Restoration efforts on Kaho'olawe are far from done and the federal funding that pays for the work is drying up. Work on Hawai'i's barren island could come to a halt if funding fails to surface. 

"We're restoring the damage not just by the military's time on the island but 200 years of goats and cattle and other factors that have contributed to damaging the ecosystem of the island," said Mike Naho'opi'i, Kaho'olawe Island Reserve Commission

The state auditor just finished a review of the Kaho'olawe Island Reserve Commission's financial plan. She said that plan is no better today than it was when she first looked at it three years ago.

"The funds are heading downwards. It's pretty much flat lined and they don't have enough funds to move forward," said Acting State Auditor Jan Yamane.

After the audit in 2013 the commission was urged to find outside funding to support restoration work. But not enough funding has been found.

In 1994, the federal government contributed $44 million to go toward restoration but that money is almost gone.

"What the federal government did was not enough to help clear off that island so it's an ongoing effort. It's certainly a big one but it's a very expensive one," said Yamane. 

The reserve commission has scaled back on staff and implemented pay cuts. But utilities still eat up a big chunk of the commission's budget.

"We are pretty much the Board of Water Supply. We're the Hawaiian Electric company. We make the water for the island, we transport all the people to the island, we ship all the fuel to make electricity," Naho'opi'i said. 

A bill working it's way through the legislature would provide funding for Kaho'olawe, but no dollar amount is currently attached to that bill.

"I'm confident that both the House and Senate will come up with an appropriation of $600,000. I think it's a fair amount.

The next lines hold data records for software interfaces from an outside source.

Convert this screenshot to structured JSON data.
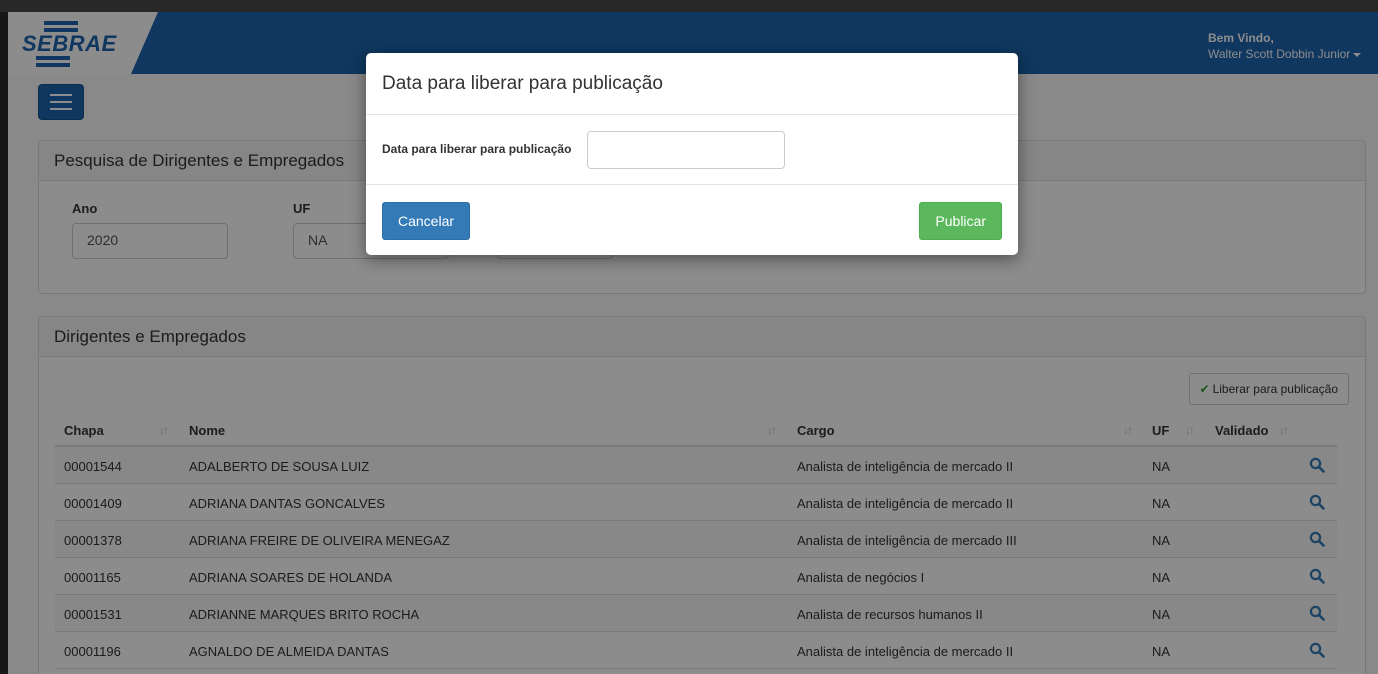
{
  "brand": {
    "logo_text": "SEBRAE"
  },
  "header": {
    "greeting": "Bem Vindo,",
    "user_name": "Walter Scott Dobbin Junior"
  },
  "search": {
    "title": "Pesquisa de Dirigentes e Empregados",
    "fields": [
      {
        "label": "Ano",
        "value": "2020"
      },
      {
        "label": "UF",
        "value": "NA"
      },
      {
        "label": "",
        "value": ""
      }
    ]
  },
  "list": {
    "title": "Dirigentes e Empregados",
    "release_button": "Liberar para publicação",
    "columns": [
      "Chapa",
      "Nome",
      "Cargo",
      "UF",
      "Validado"
    ],
    "rows": [
      {
        "chapa": "00001544",
        "nome": "ADALBERTO DE SOUSA LUIZ",
        "cargo": "Analista de inteligência de mercado II",
        "uf": "NA"
      },
      {
        "chapa": "00001409",
        "nome": "ADRIANA DANTAS GONCALVES",
        "cargo": "Analista de inteligência de mercado II",
        "uf": "NA"
      },
      {
        "chapa": "00001378",
        "nome": "ADRIANA FREIRE DE OLIVEIRA MENEGAZ",
        "cargo": "Analista de inteligência de mercado III",
        "uf": "NA"
      },
      {
        "chapa": "00001165",
        "nome": "ADRIANA SOARES DE HOLANDA",
        "cargo": "Analista de negócios I",
        "uf": "NA"
      },
      {
        "chapa": "00001531",
        "nome": "ADRIANNE MARQUES BRITO ROCHA",
        "cargo": "Analista de recursos humanos II",
        "uf": "NA"
      },
      {
        "chapa": "00001196",
        "nome": "AGNALDO DE ALMEIDA DANTAS",
        "cargo": "Analista de inteligência de mercado II",
        "uf": "NA"
      }
    ]
  },
  "modal": {
    "title": "Data para liberar para publicação",
    "field_label": "Data para liberar para publicação",
    "field_value": "",
    "cancel_label": "Cancelar",
    "publish_label": "Publicar"
  },
  "icons": {
    "menu": "hamburger-icon",
    "check": "check-icon",
    "sort": "sort-icon",
    "view": "search-icon"
  },
  "colors": {
    "brand": "#1c64ae",
    "primary": "#337ab7",
    "success": "#5cb85c",
    "check": "#3a9d3a"
  }
}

Of course, with the House, it likes to take it's position, but to me as long as the end result is fair," said Rep. Lynn DeCoite/(D) Hana-Moloka'i-Kaho'olawe 

One source of possible revenue ...The commission is looking into charging visitors a fee to visit the island for educational purposes.